Teasdale, J., Segal, Z.V., Williams, J.M., et al. (2000). “Prevention of Relapse/Recurrence in Major Depression by Mindfulness-Based Cognitive Therapy.” Journal of Counseling and Clinical Psychology, 68(4), 615–23.

Zeidan, F., Johnson, S.K., Diamond, B.J., et al. (2010). “Mindfulness Meditation Improves Cognition: Evidence of Brief Mental Training.” Consciousness and Cognition, 19(2), 597–605.

[iv] Pickert, K. (2014). “The Art of Being Mindful: Finding Peace in a Stressed-Out, Digitally Dependent Culture May Just Be a Matter of Thinking Differently.” Time, February 3, 2014.

[v] Black, D.S., Milam, J., and Sussman, S. (2009). “Sitting-Meditation Interventions Among Youth: A Review of Treatment Efficacy.” Pediatrics, 124(3): e532–41.

Broderick, P.C., and Metz, S. (2009). “Learning to BREATHE: A Pilot Trial of a Mindfulness Curriculum for Adolescents.” Advances in Social Mental Health Promotion, 2(1), 35–46.

Burke, C.A. (2009). “Mindfulness-Based Approaches with Children and Adolescents: A Preliminary Review of Current Research in an Emergent Field.” Journal of Child and Family Studies, published online June 27, 2009.

Greenberg, M.T., and Harris, A.R. (2011). “Nurturing Mindfulness in Children and Youth: Current State of Research.” Child Development Perspectives, published online October 31, 2011.

Harrison, L.J., Manocha, R., and Rubia, K. (2004). “Sahaja Yoga Meditation as a Family Treatment Programme with Attention Deficit-Hyperactivity Disorder.” Clinical Child Psychology and Psychiatry, 9(4), 479–97.

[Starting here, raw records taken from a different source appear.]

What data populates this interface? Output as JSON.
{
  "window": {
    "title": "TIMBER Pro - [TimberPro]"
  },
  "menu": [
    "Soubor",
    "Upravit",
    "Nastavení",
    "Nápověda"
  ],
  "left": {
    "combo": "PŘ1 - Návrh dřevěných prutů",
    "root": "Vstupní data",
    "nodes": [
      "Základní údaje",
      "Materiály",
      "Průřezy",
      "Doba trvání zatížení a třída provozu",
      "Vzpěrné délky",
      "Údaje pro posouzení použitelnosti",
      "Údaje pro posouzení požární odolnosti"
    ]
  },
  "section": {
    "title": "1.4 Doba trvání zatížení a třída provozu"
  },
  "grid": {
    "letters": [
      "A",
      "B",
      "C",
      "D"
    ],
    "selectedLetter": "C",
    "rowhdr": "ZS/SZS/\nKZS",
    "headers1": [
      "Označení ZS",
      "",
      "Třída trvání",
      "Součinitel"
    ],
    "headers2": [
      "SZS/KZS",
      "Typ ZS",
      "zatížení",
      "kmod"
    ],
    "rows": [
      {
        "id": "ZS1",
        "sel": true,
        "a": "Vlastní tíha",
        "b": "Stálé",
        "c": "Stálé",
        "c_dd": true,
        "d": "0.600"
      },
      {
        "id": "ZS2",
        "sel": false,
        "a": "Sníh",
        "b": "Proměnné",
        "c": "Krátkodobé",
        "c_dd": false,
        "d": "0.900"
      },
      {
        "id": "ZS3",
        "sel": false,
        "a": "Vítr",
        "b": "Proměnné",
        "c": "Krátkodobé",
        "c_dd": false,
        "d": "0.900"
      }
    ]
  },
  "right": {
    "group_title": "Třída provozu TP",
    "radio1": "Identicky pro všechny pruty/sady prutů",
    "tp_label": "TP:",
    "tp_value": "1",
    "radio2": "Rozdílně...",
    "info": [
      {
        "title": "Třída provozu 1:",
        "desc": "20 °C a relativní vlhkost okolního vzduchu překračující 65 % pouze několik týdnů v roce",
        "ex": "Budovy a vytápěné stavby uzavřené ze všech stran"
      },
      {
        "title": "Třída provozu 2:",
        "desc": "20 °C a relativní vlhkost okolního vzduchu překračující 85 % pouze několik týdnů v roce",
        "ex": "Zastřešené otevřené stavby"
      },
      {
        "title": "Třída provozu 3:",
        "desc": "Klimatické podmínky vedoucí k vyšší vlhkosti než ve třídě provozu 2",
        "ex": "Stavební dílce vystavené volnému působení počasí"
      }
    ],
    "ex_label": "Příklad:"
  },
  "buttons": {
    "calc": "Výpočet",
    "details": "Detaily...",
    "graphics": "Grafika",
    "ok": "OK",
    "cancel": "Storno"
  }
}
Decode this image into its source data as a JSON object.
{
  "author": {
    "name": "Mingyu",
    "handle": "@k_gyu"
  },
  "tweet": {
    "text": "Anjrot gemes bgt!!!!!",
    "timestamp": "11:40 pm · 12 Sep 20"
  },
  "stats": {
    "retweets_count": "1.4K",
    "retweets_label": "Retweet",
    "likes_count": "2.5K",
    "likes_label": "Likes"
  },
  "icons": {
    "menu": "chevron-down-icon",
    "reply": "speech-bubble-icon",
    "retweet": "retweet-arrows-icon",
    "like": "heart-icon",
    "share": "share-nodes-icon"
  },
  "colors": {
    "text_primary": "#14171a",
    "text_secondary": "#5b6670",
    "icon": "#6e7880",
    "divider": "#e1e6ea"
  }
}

Meiklejohn, J., Phillips, C., Freedman, M.L., et al. (2012). “Integrating Mindfulness Training into K–12 Education: Fostering the Resilience of Teachers and Students.” Mindfulness, March 14, 2012.

Rosaen, C., and Benn, R. (2006). “The Experience of Transcendental Meditation in Middle School Students: A Qualitative Report.” Explore, 2(5), 422–25.

Sibinga, E.M., Kerrigan, D., Stewart, M., et al. (2011). “Mindfulness-Based Stress Reduction for Urban Youth.” Journal of Alternative and Complementary Medicine, 17(3), 213–18.

Singh, N., Lancioni, G.E., Singh Joy, S.E., et al. (2007). “Adolescents with Conduct Disorder Can Be Mindful of Their Aggressive Behavior.” Journal of Emotional and Behavioral Disorders, 15(1), 56–63.

Wall, R.B. (2005). “Tai Chi and Mindfulness-Based Stress Reduction in a Boston Public Middle School.” Journal of Pediatric Health Care, 19(4), 230–37.

[vi] Pickert, K. “The Art of Being Mindful.”

[vii] Stoddard, J.A., and Afari, N. (2014). The Big Book of ACT Metaphors: A Practitioner’s Guide to Experiential Exercises and Metaphors in Acceptance and Commitment Therapy. Oakland, CA: New Harbinger Publications.